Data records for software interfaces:
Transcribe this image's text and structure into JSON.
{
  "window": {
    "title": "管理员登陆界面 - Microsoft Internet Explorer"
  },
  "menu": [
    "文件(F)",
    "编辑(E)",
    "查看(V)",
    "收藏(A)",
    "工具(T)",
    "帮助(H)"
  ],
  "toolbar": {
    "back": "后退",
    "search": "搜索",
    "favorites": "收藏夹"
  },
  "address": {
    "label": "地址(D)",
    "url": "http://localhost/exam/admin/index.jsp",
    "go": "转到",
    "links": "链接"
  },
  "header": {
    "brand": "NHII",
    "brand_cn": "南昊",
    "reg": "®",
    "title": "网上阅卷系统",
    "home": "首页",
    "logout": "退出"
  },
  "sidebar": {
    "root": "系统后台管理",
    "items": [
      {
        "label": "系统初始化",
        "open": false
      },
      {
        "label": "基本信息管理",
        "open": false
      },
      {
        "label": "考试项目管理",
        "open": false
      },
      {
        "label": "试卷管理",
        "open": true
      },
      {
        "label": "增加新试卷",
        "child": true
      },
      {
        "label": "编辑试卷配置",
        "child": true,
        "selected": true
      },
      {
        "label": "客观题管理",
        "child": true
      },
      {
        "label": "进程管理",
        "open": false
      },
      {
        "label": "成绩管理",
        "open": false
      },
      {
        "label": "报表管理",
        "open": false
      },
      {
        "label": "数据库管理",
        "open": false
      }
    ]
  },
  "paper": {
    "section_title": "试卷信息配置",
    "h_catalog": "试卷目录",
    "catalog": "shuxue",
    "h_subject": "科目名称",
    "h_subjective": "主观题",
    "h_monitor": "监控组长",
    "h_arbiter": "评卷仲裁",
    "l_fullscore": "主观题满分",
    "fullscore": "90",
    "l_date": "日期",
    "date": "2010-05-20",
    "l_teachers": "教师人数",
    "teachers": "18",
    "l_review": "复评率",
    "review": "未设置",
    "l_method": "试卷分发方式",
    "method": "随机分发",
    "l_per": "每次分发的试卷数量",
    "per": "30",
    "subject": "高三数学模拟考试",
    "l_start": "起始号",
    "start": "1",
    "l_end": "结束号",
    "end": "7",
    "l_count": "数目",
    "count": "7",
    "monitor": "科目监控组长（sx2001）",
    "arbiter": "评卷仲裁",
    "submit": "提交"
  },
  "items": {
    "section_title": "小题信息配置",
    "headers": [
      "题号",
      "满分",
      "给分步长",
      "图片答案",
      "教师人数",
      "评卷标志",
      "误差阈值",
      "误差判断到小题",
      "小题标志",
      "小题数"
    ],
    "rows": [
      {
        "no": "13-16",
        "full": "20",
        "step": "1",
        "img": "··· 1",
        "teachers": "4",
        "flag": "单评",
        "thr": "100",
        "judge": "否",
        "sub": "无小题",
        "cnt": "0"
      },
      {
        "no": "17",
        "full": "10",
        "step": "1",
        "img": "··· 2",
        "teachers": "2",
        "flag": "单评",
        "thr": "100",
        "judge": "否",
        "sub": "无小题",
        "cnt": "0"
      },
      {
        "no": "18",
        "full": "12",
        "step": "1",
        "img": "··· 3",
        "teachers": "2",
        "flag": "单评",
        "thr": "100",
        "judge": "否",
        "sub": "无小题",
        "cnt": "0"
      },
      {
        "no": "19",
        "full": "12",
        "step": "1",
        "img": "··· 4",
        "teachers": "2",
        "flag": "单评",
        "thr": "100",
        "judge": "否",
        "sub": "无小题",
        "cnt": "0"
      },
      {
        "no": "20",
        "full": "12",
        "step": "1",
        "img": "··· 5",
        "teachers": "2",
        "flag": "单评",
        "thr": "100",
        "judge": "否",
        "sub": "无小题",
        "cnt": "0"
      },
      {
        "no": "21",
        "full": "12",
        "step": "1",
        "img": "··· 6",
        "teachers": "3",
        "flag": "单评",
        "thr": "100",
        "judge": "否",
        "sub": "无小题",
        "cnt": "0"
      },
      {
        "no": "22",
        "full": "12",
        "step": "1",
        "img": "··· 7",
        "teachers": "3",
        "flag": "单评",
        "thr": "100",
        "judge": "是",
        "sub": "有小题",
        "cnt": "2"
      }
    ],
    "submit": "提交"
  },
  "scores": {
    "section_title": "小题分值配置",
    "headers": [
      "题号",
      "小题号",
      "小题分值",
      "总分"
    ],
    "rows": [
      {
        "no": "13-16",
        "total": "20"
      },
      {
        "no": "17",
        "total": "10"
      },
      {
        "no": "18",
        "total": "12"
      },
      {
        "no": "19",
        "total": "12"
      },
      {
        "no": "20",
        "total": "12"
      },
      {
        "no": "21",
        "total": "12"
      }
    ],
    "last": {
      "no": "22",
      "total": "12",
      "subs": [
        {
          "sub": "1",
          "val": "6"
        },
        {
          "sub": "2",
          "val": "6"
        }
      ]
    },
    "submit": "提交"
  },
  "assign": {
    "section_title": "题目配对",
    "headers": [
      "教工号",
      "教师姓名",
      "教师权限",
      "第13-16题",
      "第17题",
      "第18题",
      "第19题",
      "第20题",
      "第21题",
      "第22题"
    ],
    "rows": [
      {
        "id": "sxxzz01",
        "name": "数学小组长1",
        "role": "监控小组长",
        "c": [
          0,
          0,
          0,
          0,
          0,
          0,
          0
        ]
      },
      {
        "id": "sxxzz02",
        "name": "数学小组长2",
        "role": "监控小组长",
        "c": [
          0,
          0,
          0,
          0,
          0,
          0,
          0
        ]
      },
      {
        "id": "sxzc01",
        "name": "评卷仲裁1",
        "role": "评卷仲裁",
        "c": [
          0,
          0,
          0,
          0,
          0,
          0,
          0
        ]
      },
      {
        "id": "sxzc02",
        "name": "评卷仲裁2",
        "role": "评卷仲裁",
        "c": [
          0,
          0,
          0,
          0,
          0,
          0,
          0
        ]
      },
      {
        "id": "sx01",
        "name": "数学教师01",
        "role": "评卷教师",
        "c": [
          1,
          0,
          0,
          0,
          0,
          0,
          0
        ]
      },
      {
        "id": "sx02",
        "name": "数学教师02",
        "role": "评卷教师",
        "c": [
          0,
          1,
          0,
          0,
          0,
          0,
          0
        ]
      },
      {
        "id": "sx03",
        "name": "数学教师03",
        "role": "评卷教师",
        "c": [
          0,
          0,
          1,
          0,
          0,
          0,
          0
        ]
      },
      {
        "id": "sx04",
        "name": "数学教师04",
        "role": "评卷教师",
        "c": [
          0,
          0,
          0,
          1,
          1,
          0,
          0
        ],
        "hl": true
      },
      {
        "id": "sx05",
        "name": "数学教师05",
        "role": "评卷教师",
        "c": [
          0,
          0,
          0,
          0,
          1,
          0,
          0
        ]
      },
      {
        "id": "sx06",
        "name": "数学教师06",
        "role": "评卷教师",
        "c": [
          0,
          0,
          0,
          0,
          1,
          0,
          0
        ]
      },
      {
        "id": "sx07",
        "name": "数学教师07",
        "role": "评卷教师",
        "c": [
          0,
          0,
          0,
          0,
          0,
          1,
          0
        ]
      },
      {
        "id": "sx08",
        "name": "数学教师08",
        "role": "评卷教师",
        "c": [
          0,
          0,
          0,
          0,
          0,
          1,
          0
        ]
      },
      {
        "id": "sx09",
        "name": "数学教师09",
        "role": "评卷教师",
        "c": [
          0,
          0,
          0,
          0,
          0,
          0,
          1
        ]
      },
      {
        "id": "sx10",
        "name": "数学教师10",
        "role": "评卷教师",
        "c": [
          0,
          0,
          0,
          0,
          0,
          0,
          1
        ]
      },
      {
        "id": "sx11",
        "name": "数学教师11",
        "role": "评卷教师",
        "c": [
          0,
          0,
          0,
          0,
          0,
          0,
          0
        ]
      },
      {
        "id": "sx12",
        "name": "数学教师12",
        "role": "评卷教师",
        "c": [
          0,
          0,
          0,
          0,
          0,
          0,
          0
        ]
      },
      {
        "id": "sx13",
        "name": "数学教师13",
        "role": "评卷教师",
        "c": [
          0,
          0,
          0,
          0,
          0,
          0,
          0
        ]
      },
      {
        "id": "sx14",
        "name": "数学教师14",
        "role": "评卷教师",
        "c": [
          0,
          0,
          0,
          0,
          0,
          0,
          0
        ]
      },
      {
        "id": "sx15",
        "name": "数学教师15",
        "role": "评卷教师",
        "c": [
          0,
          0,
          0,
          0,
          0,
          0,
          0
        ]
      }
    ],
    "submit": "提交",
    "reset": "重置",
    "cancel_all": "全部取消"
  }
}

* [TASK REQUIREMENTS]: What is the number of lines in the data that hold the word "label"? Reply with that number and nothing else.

* [ANSWER TO THIS TASK]: 12